Visually, this game is generally quite pleasant to the eye; the tropical surroundings provide a beautiful backdrop to the carnage that’s going on all around. Vibrant wildlife full of colourful and exotic plants that contrast exceptionally well, with rich greens, reds, yellow and purples, followed by the crisp and stunning blues from the ocean when venturing to the beaches. Not to mention the many rivers that flow through the island that are often more murky colours, not allowing you to see to the bottom – this works well as it provides a sense of unease not knowing what could dwell beneath the surface.
The only real stand out issue was how glitchy the game can be at times. However this may only be present on the PlayStation 3 version, as that was the platform I used for my play through. This would happen most often during combat, which is a somewhat understandable time for such a thing to occur as being attacked by a horde of zombies compared to talking merrily along a beach can put more strain on the graphics. The image would freeze for a split second or, even worse, for a full 2 or 3 seconds – which is incredibly frustrating when in the midst of battle as it’s the equivalent of someone putting their hands over your eyes and expecting you to survive.
Sound cues play a vital part in survival, each zombie and sub type of zombie has a distinctive groan or screech that is specific to their class.
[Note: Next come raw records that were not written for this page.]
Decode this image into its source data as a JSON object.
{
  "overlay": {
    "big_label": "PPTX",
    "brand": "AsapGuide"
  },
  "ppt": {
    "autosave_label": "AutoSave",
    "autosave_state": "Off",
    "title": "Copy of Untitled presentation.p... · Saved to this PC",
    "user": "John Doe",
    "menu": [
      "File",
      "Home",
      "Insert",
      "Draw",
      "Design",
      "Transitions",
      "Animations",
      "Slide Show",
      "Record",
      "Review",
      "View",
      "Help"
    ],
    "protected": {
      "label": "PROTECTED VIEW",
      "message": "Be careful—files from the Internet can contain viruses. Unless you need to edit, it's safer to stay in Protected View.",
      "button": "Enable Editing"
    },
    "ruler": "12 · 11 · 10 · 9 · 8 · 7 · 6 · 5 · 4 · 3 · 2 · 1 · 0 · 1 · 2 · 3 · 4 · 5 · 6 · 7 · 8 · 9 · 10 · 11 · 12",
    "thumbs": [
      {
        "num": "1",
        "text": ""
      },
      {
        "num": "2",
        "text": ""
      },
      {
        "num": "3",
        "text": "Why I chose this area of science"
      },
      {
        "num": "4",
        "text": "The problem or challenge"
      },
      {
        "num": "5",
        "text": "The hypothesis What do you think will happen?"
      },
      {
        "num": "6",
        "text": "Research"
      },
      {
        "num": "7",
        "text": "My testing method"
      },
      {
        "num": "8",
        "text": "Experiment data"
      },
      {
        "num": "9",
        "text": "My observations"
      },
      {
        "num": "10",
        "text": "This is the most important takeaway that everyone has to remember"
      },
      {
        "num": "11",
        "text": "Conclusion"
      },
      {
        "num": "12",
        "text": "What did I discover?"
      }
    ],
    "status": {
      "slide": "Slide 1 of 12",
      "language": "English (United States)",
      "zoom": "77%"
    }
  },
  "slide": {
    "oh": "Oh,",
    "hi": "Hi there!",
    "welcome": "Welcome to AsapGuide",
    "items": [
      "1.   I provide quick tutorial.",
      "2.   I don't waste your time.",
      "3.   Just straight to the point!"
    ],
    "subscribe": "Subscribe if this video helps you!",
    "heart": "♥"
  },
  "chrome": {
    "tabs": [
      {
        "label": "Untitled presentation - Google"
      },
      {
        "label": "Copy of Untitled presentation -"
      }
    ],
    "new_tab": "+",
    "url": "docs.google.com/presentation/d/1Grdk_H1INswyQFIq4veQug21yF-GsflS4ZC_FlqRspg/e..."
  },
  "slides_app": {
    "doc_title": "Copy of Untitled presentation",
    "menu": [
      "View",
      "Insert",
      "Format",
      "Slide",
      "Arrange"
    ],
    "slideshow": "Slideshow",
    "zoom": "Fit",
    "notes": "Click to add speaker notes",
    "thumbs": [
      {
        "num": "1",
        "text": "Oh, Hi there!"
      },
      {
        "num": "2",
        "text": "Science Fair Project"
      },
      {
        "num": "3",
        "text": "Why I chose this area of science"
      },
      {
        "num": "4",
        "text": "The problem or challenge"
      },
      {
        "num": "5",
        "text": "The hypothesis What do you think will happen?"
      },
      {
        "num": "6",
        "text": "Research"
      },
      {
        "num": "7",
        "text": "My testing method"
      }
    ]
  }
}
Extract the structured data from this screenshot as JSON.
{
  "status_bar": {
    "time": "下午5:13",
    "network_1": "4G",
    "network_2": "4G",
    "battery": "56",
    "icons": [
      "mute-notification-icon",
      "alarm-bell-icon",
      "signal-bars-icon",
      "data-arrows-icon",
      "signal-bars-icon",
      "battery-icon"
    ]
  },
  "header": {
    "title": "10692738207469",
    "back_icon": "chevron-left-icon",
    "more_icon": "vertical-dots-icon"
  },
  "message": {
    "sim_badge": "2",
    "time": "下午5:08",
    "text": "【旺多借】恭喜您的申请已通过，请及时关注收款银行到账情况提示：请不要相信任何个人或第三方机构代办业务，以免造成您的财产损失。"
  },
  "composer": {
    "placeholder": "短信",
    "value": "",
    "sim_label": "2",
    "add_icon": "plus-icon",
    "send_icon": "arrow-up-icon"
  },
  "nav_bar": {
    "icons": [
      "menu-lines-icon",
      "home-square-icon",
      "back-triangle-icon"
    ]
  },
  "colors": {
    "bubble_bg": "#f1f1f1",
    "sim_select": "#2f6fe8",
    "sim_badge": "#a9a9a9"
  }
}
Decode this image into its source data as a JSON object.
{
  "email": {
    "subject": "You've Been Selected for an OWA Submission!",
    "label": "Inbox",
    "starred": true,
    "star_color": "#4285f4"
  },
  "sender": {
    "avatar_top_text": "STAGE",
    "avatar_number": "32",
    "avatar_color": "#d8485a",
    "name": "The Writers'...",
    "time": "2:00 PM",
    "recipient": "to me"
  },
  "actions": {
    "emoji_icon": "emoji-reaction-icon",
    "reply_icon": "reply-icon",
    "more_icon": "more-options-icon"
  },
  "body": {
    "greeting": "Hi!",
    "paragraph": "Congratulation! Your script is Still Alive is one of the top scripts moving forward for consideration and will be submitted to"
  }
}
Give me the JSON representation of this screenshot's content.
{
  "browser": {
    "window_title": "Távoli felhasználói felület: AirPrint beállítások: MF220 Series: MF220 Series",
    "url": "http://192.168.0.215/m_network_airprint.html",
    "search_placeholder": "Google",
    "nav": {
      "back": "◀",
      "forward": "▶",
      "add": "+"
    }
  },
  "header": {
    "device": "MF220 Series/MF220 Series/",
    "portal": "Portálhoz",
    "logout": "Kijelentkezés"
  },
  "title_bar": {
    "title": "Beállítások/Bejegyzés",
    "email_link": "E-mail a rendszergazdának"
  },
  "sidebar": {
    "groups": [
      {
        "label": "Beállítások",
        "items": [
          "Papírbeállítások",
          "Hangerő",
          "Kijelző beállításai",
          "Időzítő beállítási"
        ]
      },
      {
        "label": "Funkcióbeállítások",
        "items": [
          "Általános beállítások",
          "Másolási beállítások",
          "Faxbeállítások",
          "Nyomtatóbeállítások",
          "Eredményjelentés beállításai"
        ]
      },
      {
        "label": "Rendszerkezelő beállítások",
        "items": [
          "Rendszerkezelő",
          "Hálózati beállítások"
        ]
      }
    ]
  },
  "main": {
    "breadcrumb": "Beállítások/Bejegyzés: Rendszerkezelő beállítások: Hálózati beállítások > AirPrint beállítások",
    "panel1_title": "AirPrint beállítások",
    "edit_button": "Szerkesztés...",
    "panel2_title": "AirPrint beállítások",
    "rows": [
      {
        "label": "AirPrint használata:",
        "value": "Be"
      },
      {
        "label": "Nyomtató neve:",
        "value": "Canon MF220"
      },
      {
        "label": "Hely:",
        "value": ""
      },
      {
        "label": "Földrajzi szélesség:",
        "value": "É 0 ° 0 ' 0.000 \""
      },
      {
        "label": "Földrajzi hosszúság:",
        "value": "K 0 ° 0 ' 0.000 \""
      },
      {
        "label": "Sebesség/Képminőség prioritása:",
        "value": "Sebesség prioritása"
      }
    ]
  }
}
Learning to tell the difference between these and also where the noise came from, can be incredibly handy when planning an attack. For example hearing a screech of a Suicider breed of special infected – one that will walk towards you and then explode it’s gross oozing puss all over you dealing massive, sometimes lethal damage – sends shivers down your spine but prepares you for what your next plan of action should be: to run!
The noises that the jungle wildlife creates around you are subtle and unobtrusive to your gaming, but fit well within this paradise-turned-hell, with soft bird calls and rustling leaves all adding to the effect. The score of background music changes depending on location as well as activity, for example, whilst being attacked from all sides by an overwhelming number of zombies, the music becomes much more punchy and intense, with a much faster tempo to instil a sense of panic and help pump you up with adrenaline, ready to fight for survival.
I personally enjoyed the little outburst from my character whilst in a heated battle or just after having killed an entire horde of zombies – “just stay, the fuck, DOWN!” – Often I was shouting this myself at the screen from rage and frustration so it seemed apt.
Riptide is not a BAD game, it’s fun for killing some zombies and gamers can spend hours upon hours lost in this horrific paradise, but trying to give this game a serious story line and meaningful quests to pull at the audiences heartstrings just doesn’t work. It’s not quite the hack and slash mindless fun like the notable zombies title “Left 4 Dead”, nor is it enthralling enough to provide a unique or memorable experience, which leaves Riptide perched on the fence in a precarious position where it could become forgettable quite easily.
Merely completing this game is a challenge for those who, like me, expected much more from the two games, and feel this game doesn’t quite “fit”, and even more so considering all the feedback the developers received from the last title. If you can overlook all these shortcomings, Riptide can provide a certain amount of gameplay to entertain when you’re looking to kill a few hours or vent some frustrations, if not, best leave it sitting on the shelf.
Written by Guest Contributor: SillyRabbit